Then you start doing the work, you focus on delivery, you’re working really hard…in your business. It’s a sweet, fast ride downhill all the way.
You deliver the goods, the service – what ever it was the client wanted and then you realize, you’ve got nothing lined up for tomorrow.
You’re at the bottom preparing for an uphill climb of marketing to get you that next influx of business.
You are on the roller coaster business cycle and unfortunately it’s all too common and if you don’t figure out how to manage it, it will eventually sink you.
Knowing it’s an issue, what can you do to get out of this painful cycle?
Plan ahead to smooth out the curves
The first step is to map out an overall marketing strategy – ideally for the whole year. It doesn’t have to be terribly detailed, in fact it can fit on a page or two, but plan ahead and lock up some dates for initiatives.
Maybe it’s a direct mail campaign that coincides with going back to school. Maybe it’s a quarterly seminar / workshop and you need to reserve the date and work backward to plan when you would start driving attendance. It could be reserving the month when you are going to redo your website and work on Search Engine Optimization issues or locking down the dates for starting to work with a business coach. 😉
The important thing is to spend some quality time developing a plan – even if you don’t stick to it exactly (and you probably won’t) just having something to work from will make a big difference.
Use multiple strategies to keep smooth acceleration
Optimizing your website is a long term marketing play for most businesses. It can have a big lift over time, but it’s not likely to do anything for you this month…or even the next 3 months.
Conversely something like direct mail and phone follow-ups are very time sensitive. If you wait 2 or 3 weeks after the prospect receives the direct mail, you might as well not call, they’re not going to remember who you are.
Networking or presenting workshops would be more medium term strategies. You are actively pursuing contacts, but it may take a while for things to come together.
The key is to have a mix of several strategies operating at once, 1 or 2 short term activities every month, a couple of medium term and some long term things going on in the background. A business that has 10 strategies running consistently is on top of the game and probably not getting big swings, just continued growth.
Automate to minimize the downtime
Finally, the other big key to avoiding the ups and downs is to really put things into a marketing system and automate where you can. In this case, a marketing system is a series of repeatable tasks that can be documented, delegated and in some cases, automated.
A great example of an automated marketing process is the use of an auto responder for people that contact you via your website (or otherwise). The easy example would be a prospect downloading a white paper you developed in exchange for sharing their email address. From their, your auto responder will follow up with that person over a period of several months, sharing valuable information and occasionally pitching the appropriate offer for the next ‘low hurdle’ offering.
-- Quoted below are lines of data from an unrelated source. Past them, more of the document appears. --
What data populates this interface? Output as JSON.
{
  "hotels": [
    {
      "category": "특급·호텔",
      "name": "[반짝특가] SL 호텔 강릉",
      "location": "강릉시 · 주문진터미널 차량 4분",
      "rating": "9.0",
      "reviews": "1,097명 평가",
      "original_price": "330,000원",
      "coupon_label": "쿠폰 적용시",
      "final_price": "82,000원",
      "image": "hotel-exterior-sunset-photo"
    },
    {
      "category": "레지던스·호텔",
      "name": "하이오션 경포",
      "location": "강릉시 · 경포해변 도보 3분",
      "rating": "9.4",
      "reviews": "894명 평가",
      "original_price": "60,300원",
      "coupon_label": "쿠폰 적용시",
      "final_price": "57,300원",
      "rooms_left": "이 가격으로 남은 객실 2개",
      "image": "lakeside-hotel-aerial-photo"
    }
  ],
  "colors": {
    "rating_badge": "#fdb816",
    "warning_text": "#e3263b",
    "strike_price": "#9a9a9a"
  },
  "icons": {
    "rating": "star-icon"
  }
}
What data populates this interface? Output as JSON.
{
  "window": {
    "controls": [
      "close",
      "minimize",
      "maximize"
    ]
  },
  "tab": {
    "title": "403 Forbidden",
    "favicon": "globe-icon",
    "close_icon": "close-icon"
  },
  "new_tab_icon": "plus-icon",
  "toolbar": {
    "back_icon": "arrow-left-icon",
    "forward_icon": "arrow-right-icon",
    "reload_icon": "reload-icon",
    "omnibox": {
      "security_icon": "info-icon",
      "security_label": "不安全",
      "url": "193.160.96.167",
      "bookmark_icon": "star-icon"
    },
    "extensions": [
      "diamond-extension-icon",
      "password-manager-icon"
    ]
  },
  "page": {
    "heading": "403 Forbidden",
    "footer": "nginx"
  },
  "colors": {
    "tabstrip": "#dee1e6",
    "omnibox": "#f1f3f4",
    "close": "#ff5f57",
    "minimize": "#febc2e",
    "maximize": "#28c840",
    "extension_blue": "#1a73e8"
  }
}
People will buy when they’re ready to buy – the job of the automated system is to stay in front of them in a helpful nice way until that happens.
What other ways can you think of to smooth out the ups and downs of a small business? Share them below.
Shawn Kinkade Kansas City Small Business Coach